The Pine Gap Four - Bryan Law of Cairns, Jim Dowling of Dayboro, Adele Goldie of Brisbane and Donna Mulhearn of Sydney - were found guilty of breaching the virginal Defence (Special Undertakings) Act 1952, and were handed minor fines (ranging from $450 to $1250) by Justice Sally Thomas on June 15th after an intense three-week trial in the Northern Territory Supreme Court. Justice Thomas noted the defendants’ good behaviour and co-operation in her sentencing decision.
The Commonwealth Director of Public Prosecutions (CDPP) says that a fine of any kind is manifestly inadequate in this case, and has launched an appeal seeking custodial sentences for the non-violent activists.
On December 9th 2005 under the banner "Christians Against ALL Terrorism", the four broke into Pine Gap to conduct a Citizen's Inspection, with the intention of highlighting the base's - and Australia's - role in the Iraq war.
Previous incursions into the base have resulted in charges of trespass, but Attorney-General Philip Ruddock created legal history by directing the DPP to charge the group under the Defence (Special Undertakings) Act, carrying a sentence of up to seven years gaol.
"This spotlights the political climate of fear and paranoia we are living with today," said Donna Mulhearn.
In sentencing, Justice Thomas found the activists had behaved non-violently at all times, were genuine in their beliefs, had organised in advance to reassure authorities of their non-violent intentions, were co-operative, and that the actions taken had not resulted in any person suffering loss, injury or trauma.
Justice Thomas noted that Pine Gap has a significant history of protest and trespass, with past trespassers being fined. "It's a big step up to talk about a jail sentence," she said during the trial. "A prison sentence is one of last resort." She also noted that use of the Defence (Special Undertakings) Act was a serious escalation in proposed punishment.
When lodging their appeal, the Commonwealth Director of Public Prosecutions (CDPP) claimed that Justice Thomas had failed to give proper weight to both general and individual deterrence, and had given the activists too much credit for co-operation. Crown Prosecutor Mr Hilton Dembo said during the trial the Citizen’s Inspection had "struck at the heart of national security". Nine barristers and lawyers representing the DPP, ASIO and the Federal Police appeared for the prosecution case, while the Pine Gap Four represented themselves.

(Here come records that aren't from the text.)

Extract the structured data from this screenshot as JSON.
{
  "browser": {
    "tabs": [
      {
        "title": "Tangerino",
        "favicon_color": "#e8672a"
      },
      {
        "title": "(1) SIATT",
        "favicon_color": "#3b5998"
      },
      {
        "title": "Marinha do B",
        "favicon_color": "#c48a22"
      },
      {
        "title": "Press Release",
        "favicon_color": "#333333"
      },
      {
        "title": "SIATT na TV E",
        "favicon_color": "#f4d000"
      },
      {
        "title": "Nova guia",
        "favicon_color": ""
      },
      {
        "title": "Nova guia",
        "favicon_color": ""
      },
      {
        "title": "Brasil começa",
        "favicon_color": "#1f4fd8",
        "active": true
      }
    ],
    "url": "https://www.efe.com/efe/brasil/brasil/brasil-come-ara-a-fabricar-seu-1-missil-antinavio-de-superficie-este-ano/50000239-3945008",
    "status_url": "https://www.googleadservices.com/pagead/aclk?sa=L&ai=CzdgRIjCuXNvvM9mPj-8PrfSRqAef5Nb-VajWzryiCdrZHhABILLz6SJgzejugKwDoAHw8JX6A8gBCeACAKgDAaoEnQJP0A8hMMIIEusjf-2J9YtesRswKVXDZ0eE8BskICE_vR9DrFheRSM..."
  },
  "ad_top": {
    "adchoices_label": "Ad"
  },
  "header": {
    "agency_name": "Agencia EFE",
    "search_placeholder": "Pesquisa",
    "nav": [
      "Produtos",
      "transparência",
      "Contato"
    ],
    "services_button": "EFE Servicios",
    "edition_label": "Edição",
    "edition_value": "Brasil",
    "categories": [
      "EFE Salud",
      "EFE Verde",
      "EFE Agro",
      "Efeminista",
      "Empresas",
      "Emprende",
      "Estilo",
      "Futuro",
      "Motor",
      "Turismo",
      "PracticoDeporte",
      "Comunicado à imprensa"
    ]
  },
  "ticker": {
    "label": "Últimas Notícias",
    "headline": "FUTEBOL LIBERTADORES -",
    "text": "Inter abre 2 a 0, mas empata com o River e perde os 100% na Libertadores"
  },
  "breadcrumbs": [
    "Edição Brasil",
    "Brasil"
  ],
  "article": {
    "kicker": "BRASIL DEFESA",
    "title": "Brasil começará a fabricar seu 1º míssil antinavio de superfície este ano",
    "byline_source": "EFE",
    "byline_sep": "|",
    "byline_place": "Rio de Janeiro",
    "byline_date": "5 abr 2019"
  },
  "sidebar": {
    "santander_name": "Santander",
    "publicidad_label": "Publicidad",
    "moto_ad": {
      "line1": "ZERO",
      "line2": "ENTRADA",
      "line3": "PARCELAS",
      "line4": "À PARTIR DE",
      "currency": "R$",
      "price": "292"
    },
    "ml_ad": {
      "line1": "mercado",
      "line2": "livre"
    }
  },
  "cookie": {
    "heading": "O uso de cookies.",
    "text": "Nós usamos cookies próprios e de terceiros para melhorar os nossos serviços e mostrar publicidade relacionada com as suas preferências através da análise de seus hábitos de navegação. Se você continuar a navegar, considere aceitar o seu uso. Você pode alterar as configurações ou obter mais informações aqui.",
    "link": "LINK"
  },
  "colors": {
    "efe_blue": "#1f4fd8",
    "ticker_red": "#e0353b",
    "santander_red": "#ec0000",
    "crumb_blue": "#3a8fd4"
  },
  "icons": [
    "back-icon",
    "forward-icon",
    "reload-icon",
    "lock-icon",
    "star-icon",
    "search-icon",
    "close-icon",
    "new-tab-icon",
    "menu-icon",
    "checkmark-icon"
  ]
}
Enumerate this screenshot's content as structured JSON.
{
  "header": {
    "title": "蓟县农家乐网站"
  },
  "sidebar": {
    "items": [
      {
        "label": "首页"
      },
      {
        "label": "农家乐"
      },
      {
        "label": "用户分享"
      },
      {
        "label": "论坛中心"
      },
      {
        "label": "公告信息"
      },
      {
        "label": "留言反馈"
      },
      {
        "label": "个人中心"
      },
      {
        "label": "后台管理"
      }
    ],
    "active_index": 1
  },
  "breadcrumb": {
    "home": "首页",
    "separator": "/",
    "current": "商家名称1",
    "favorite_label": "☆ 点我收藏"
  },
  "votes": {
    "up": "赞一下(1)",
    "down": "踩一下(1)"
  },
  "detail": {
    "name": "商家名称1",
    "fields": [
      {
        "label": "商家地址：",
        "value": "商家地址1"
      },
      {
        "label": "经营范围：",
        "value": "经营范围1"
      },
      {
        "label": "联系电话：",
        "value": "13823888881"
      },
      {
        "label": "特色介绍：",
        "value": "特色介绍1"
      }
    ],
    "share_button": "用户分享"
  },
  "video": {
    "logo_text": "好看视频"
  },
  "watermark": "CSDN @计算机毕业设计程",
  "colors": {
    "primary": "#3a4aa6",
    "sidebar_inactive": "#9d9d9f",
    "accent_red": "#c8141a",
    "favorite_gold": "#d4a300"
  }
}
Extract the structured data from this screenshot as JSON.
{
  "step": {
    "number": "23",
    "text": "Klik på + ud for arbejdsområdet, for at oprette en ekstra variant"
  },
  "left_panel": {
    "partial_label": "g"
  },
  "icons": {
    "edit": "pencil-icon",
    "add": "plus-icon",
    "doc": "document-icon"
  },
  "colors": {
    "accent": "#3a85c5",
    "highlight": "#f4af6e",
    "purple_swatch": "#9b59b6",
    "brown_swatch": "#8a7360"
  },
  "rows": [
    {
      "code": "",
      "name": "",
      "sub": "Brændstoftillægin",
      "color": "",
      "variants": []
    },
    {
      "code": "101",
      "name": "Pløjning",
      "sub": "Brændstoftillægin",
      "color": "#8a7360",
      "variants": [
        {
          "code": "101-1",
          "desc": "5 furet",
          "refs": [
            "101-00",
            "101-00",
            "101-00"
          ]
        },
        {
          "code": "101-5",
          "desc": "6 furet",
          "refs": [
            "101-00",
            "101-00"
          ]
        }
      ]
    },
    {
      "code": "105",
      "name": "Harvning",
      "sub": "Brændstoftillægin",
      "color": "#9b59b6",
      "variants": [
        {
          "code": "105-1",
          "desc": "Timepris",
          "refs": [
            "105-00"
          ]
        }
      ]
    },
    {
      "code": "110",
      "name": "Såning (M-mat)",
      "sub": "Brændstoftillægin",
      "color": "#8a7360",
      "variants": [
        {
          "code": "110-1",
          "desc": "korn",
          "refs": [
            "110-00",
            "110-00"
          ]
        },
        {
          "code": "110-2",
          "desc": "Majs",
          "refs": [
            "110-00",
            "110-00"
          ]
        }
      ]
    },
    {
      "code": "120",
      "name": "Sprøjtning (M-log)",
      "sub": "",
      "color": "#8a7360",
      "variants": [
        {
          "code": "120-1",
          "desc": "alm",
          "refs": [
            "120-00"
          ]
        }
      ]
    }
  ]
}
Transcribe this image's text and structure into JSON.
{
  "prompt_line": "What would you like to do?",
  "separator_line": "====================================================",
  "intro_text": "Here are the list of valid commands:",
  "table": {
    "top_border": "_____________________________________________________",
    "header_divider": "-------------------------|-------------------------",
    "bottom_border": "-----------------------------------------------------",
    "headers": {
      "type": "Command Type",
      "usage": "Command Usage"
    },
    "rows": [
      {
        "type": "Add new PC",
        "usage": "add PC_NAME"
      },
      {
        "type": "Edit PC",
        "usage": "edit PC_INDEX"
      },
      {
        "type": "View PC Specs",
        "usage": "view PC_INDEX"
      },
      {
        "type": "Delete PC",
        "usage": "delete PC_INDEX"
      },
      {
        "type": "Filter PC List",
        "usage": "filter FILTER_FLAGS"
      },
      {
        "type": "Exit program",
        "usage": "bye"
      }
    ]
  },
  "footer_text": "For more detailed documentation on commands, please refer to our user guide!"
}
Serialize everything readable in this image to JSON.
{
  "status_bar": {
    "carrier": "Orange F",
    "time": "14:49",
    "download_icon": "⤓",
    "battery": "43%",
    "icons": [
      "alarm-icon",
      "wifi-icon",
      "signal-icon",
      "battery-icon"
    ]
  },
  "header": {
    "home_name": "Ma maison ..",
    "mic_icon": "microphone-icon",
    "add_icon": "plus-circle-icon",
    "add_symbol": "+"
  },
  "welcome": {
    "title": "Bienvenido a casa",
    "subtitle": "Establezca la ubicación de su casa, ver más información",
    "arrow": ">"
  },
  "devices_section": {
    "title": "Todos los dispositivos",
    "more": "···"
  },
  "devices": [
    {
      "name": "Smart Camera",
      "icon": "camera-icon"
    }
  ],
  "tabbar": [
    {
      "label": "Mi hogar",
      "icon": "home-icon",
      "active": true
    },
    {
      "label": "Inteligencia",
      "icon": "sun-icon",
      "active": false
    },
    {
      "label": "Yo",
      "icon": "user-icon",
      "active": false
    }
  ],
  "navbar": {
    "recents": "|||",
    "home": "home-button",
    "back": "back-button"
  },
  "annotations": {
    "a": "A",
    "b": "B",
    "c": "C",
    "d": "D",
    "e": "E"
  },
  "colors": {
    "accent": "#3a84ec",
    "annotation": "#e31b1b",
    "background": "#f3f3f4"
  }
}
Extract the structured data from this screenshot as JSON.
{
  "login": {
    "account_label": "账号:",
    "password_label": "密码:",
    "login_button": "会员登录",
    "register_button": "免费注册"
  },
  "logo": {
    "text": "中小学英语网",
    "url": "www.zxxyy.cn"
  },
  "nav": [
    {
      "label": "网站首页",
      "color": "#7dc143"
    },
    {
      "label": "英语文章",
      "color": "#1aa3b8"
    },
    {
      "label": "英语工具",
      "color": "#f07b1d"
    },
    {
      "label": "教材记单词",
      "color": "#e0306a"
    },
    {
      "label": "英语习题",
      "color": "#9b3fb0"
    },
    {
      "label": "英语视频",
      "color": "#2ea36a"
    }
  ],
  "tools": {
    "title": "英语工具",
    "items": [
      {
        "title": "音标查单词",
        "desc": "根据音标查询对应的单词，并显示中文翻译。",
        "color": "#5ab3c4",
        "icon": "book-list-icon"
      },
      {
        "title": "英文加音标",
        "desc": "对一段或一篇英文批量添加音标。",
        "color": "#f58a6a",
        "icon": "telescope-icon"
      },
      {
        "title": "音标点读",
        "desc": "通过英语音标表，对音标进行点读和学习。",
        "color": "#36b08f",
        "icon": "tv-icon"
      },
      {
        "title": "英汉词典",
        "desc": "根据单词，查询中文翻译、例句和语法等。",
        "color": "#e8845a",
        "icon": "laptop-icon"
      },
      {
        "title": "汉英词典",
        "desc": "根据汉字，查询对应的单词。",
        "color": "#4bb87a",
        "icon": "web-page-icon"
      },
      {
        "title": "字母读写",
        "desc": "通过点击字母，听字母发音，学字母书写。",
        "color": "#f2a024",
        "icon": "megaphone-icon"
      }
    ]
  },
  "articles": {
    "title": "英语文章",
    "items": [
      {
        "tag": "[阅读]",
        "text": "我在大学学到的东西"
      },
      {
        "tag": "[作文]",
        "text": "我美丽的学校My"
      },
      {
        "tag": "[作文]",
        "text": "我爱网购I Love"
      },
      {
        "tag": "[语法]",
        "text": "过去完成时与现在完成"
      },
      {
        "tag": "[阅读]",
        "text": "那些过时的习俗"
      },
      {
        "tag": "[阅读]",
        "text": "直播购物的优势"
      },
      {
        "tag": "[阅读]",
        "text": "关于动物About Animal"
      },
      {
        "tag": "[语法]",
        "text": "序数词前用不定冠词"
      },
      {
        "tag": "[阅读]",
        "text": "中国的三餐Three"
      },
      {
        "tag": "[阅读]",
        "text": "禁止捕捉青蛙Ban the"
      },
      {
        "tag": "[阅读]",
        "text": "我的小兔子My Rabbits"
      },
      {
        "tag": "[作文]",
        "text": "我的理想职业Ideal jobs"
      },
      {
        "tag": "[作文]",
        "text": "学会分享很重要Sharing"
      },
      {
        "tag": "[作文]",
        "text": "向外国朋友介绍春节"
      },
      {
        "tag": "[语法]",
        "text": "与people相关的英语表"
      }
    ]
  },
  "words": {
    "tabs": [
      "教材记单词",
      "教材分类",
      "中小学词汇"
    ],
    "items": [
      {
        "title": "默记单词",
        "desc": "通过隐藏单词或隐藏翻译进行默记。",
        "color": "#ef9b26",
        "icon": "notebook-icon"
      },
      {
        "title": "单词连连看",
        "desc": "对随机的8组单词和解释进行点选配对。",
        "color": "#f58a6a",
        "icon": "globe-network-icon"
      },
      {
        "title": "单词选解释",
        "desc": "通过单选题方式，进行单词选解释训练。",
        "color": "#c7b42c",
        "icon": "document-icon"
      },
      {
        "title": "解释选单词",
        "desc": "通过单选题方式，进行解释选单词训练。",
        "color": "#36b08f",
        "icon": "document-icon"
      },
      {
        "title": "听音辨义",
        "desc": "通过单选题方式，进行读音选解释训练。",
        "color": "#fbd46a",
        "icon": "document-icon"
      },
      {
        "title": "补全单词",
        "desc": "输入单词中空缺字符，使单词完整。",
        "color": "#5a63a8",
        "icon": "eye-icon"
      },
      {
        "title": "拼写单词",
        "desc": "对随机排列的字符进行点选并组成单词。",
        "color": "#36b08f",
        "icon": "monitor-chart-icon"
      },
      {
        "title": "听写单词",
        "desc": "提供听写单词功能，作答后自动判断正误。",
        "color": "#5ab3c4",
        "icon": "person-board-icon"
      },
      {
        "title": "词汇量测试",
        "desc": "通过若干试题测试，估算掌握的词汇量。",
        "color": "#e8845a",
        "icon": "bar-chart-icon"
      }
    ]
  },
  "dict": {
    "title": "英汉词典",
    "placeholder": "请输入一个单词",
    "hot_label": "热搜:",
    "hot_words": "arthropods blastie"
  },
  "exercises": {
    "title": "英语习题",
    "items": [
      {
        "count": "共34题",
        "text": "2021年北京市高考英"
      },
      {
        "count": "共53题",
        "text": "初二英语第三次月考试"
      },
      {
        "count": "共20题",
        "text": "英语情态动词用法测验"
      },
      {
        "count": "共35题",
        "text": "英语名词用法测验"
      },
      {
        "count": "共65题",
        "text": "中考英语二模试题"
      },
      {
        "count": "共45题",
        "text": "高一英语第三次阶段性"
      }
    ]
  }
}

"If Christians Against ALL Terrorism (CAAT) was handing out awards for fear-mongering hyperbole," said Bryan Law, "then Crown Prosecutor Hilton Dembo would be a leading contender for 2007.
"Non-violent action doesn’t ‘strike at the heart of national security’ – waging an unjust war and inciting fear, paranoia and hatred is what has struck at the heart of Australia’s security over the past five years.
"The Commonwealth government are being vindictive and bloody-minded in pursuing this further," he said.
The matter will now go to the Northern Territory Court of Criminal Appeal.
For more information contact:
Bryan Law 0403 049 566
Jessica Morrison 0431 519 577
Katie McRobert 0408 468 992
Donna Mulhearn 0422 749 319